“You play closer to the line — it’s like you’re more involved,” Jackson said Wednesday.

Bears safety Eddie Jackson breaks up a pass in Seattle on Sunday.
Bears safety Eddie Jackson breaks up a pass in Seattle on Sunday.
Steph Chambers/Getty Images

In the last big game the Bears played — in the playoffs against the Saints — they moved safety Eddie Jackson to slot cornerback on some passing downs. When they needed someone big in Week 5 to combat Raiders all-world tight end Darren Waller, they did the same thing.

It took a whiff of desperation to bring the strategy back. When injuries decimated the Bears at cornerback, Jackson jumped into the slot mid-game against the Packers. After he — and the rest of the Bears’ starting defensive backfield — sat out the Vikings game because of coronavirus protocols, Jackson served as the nickel cornerback at times Sunday against the Seahawks.

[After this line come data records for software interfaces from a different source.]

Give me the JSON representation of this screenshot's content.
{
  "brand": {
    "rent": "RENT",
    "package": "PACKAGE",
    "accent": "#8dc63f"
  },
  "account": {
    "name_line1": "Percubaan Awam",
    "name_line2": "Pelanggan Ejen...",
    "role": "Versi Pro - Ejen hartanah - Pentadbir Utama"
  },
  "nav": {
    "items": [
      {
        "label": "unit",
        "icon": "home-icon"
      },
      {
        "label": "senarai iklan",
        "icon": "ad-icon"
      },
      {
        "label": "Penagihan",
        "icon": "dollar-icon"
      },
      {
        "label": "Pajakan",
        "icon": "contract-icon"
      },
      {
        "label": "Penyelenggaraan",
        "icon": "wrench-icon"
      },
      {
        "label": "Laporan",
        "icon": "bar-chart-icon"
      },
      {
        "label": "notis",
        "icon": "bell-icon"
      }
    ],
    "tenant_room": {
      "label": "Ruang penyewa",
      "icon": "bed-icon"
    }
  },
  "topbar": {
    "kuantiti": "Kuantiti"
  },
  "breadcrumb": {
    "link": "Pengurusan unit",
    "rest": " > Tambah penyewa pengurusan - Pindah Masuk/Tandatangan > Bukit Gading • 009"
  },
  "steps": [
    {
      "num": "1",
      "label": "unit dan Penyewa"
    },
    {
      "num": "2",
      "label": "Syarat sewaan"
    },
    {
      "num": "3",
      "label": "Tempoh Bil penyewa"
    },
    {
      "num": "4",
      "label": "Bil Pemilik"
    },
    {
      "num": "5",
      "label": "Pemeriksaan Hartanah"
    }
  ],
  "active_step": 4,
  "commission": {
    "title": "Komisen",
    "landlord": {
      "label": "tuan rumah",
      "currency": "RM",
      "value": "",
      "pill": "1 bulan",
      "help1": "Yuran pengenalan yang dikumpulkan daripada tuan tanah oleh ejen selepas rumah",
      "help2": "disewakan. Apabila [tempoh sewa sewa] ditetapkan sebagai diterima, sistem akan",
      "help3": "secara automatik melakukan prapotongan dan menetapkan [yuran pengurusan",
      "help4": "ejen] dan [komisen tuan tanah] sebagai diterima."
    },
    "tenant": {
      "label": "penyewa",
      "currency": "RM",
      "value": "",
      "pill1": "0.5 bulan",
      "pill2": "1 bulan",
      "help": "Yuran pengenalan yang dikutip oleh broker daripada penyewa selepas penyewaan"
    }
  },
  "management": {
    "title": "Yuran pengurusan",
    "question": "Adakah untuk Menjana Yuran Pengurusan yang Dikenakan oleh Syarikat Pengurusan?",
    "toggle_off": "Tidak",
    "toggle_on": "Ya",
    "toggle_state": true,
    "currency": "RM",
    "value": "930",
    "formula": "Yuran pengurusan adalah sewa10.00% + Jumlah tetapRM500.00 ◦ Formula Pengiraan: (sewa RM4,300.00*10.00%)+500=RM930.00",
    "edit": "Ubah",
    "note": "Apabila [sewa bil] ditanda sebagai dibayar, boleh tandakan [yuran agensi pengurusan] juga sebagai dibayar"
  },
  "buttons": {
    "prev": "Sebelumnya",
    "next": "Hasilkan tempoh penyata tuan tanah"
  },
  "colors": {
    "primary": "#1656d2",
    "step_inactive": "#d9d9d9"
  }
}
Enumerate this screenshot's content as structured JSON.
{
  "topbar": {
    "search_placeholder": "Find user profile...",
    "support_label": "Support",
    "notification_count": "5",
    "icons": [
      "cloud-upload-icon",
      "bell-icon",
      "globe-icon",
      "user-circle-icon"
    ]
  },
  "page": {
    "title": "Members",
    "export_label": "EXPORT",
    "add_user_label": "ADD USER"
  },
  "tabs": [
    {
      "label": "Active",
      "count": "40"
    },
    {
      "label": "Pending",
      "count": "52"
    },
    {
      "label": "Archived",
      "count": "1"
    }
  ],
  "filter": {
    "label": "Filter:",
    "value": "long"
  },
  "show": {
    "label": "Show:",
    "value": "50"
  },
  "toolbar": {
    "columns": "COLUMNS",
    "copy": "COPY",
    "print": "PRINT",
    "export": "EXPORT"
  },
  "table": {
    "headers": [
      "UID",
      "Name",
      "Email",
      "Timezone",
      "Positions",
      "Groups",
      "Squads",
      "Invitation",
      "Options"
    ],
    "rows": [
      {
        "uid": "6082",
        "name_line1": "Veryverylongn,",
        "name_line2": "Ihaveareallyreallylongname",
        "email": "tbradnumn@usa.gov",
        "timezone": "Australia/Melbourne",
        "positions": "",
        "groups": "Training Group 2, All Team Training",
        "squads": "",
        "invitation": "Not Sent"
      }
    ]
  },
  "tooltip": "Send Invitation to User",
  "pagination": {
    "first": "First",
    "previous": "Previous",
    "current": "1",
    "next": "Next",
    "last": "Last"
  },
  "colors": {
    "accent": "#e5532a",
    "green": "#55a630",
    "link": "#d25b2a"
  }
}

“You play closer to the line — it’s like you’re more involved,” Jackson said Wednesday. “You get more targets, chances to make plays. And it’s really nothing special, just going out there and winning your leverage and playing off of instincts, reacting and stuff. And it’s fun honestly. You know, I like playing with it.”

Defensive coordinator Sean Desai liked Jackson’s veteran savvy in the situation, while defensive backs coach Deshea Townsend said playing Jackson in the slot allowed the team to get another safety on the field. That physicality helps against both the run and pass.

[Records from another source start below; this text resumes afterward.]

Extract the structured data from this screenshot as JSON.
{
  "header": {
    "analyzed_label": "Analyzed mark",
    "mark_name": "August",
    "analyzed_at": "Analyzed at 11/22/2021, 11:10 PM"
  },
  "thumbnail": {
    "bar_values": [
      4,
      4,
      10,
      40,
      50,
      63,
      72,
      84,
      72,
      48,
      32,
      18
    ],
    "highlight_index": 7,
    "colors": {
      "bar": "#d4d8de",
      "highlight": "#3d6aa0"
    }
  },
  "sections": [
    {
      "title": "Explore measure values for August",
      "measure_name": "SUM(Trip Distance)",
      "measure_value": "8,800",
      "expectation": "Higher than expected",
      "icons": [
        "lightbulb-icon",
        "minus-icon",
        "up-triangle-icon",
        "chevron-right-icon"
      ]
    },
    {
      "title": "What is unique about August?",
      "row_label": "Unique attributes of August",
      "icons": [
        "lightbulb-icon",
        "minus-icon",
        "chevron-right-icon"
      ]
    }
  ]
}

Asked whether it was something he could do in the future, Jackson was direct.

“I embrace the role of playing it, being able to switch it up,” said Jackson, who played both cornerback and safety at Alabama. “So I would hope so.”

Anything that would add to Jackson’s value would be welcomed by the Bears’ next coach, whomever he may be. Despite being the fifth-highest paid safety in the league — Jackson got $33 million in practical guarantees, per Spotrac — he hasn’t had an interception since signing his contract extension in January 2020.

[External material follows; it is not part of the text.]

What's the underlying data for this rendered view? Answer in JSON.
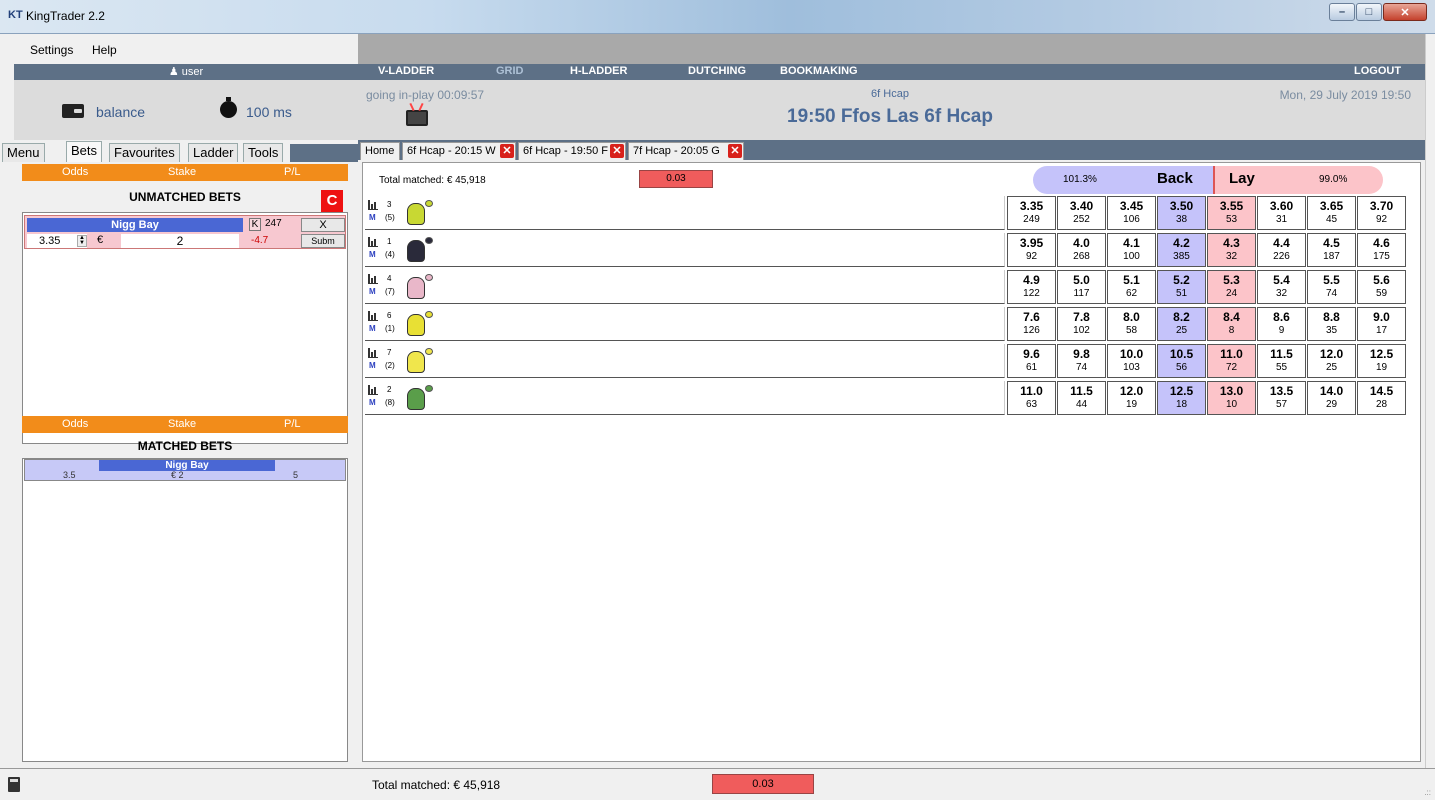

“I haven’t made the plays that I want to make,” he said. “The goals I set this year, haven’t been able to do that, put the numbers up that I wanted to . . . My focus is, like I told the team, these last five [games], I’m going to give it all I got. I don’t want nobody questioning my effort.”

Jackson’s tackling has been subject to question all season, though it has been better in the second half. Ironically, one reason Jackson had to play slot against the Packers was because his own errant tackle caused cornerback Xavier Crawford to suffer a concussion.

“[The season] just didn’t go how I wanted it to,” Jackson said. “But you just continue to learn off these things, these types of seasons, these types of games. You learn about adversity. It points that back in your head and lets you know you’ve gotta continue to come out and work harder and get better.

“That’s the thing — that’s the true thing about the NFL. You just gotta continue to come out and keep fighting, week in and week out.”

Even if it’s out of position. Over the last two games of the season — starting Sunday against the Giants — Jackson figures to get more chances to work on his new skill set.

It might come in handy next season.

“I’m not scared to go down and press or challenge nobody,” Jackson said. “So I’m with it. I like it.”